Being our friend too, Jesus can be our great confidante. We can express ourselves completely and honestly to him. We can even vent out our frustrations to him. This is one thing that reminds me of the late Bishop Joe Grech. In our informal audience with him, he would often say to us then- seminarians words to this effect: ‘In your prayer, you can even get angry with God, as long as you don’t leave him behind.’ It is alright to express our hurts and pains to Jesus, even those pains, hurts and disappointments we feel to have been inflicted by God himself. We must never be afraid of expressing our deepest feelings to our God. He wouldn’t argue. He just listened and the do something about it. The sisters Mary and Martha in the gospel were in a way venting out their disappointment to Jesus. When Lazarus fell ill, the sisters sent a message to Jesus notifying him of what happened. They must have expected him to come at once and cure their brother. But he didn’t. We can only imagine their frustrations and disappointments when they said it not only once but twice, right in the face of Jesus: ‘If you had been here, my brother would not have died.’ The sisters were true to themselves before Jesus, so Jesus allowed them to witness first-hand one of the greatest miracles recorded in the gospel: raising the four-day old dead person back to life.
However, just like any other friendship, in order for our friendship with God to develop and grow into a real and a personal one, the relationship should be mutual. We just can’t leave God do everything for us. We also need to do our bit. St Augustine said put it rightly: “God who created us without us, cannot save us without us.” In other words, we can’t just sit doing nothing waiting for God to extend his hands of friendship and salvation for us, without us extending our hands to receive his offer. He doesn’t force us, he only invites us. He doesn’t drive us towards him against our will, he only draws us to him with due respect to our freedom and freewill.
This is one reason why Jesus asked the people around him at the site where Lazarus was buried to ‘remove the stone away’ themselves. If he could raise the dead back to life, he could easily move the stone away without lifting a finger. But he asked some help to remove the stone to symbolize that our active role in the story of our salvation. We have the duty to remove the stone away- the stone of selfishness and indifference.
Another way to grow into real friendship with Jesus is to keep in touch with Jesus always in prayer. The sisters did this, they sent a message to Jesus updating him of their brother’s situation. And because of that personal communication with Jesus, Jesus was moved to do something about it. He went to console them. And he even raised their dead brother back to life. He revived their hopes that have started to fade.

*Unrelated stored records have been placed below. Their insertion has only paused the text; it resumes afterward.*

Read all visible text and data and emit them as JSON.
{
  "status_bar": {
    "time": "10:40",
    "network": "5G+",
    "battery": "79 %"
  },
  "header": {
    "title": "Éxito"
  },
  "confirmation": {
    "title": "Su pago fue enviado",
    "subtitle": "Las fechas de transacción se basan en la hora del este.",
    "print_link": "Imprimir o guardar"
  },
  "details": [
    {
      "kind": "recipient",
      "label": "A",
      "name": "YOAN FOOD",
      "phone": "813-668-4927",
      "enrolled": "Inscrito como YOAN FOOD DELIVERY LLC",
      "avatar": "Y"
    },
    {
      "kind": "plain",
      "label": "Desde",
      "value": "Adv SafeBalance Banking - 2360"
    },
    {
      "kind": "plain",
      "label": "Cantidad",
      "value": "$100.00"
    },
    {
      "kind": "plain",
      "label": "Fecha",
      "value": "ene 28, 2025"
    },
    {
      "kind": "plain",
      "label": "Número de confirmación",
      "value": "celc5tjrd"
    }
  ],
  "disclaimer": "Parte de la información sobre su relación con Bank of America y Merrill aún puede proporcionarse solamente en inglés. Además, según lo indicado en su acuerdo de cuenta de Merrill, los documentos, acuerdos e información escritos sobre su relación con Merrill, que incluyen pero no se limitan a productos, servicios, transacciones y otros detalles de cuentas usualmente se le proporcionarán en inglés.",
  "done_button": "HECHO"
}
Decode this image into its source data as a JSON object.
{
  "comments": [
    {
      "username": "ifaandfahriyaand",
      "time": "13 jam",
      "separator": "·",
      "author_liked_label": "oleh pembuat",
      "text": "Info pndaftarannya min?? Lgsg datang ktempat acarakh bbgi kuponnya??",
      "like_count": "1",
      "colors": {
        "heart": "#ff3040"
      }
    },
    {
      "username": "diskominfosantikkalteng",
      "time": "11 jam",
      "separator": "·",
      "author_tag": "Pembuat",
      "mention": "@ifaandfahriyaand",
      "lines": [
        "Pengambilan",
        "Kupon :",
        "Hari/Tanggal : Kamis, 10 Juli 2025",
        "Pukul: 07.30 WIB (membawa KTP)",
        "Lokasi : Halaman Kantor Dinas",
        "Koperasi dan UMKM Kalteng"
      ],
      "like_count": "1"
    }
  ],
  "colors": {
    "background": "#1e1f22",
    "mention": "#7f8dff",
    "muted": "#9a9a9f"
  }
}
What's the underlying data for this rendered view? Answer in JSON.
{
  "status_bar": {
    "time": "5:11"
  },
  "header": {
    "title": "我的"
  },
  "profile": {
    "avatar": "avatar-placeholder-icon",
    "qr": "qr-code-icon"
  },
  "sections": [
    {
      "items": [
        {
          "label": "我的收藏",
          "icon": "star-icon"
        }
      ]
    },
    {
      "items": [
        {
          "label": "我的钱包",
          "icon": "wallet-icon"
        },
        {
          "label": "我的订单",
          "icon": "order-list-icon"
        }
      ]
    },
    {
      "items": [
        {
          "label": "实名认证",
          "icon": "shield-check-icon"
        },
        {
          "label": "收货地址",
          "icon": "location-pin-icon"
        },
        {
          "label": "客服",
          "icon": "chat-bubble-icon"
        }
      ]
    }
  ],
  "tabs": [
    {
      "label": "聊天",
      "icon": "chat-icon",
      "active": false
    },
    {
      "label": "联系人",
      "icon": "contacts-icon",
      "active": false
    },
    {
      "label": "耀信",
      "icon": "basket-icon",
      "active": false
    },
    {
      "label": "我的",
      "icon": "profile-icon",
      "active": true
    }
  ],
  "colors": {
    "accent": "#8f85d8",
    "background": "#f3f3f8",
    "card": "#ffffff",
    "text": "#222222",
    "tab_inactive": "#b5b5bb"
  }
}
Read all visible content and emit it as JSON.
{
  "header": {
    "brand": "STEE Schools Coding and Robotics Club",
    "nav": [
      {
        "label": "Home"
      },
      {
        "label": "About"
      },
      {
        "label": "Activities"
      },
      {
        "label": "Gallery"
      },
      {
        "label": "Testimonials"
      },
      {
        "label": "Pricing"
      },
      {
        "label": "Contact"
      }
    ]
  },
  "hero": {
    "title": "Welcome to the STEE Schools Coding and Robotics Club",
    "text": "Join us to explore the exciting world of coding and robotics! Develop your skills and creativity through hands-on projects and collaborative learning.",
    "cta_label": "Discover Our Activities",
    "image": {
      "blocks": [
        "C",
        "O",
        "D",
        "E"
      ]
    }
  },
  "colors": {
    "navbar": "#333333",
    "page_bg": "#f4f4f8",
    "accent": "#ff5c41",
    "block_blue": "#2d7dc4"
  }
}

One more way to grow in friendship with Jesus is to help the modern ‘Lazarus’ in our midst today. We have the people who are bound by despair and hopelessness. We need to share with them the hope that we have through the resurrection of Jesus. We also have people whose lives are blocked by the huge stone of addiction, obsessions, or of any other forms of enslavement. We must help them find a way out, in our own way, in our own capability and capacity.
As we continue our Lenten journey, let us reflect on this passage from the gospel of St John: “Greater love has no one than this: to lay down one’s life for one’s friends.” (Jn 15:13).
As our friend, Jesus lay down his life for us. As his friends, are we also willing and ready to lay down our life for Christ?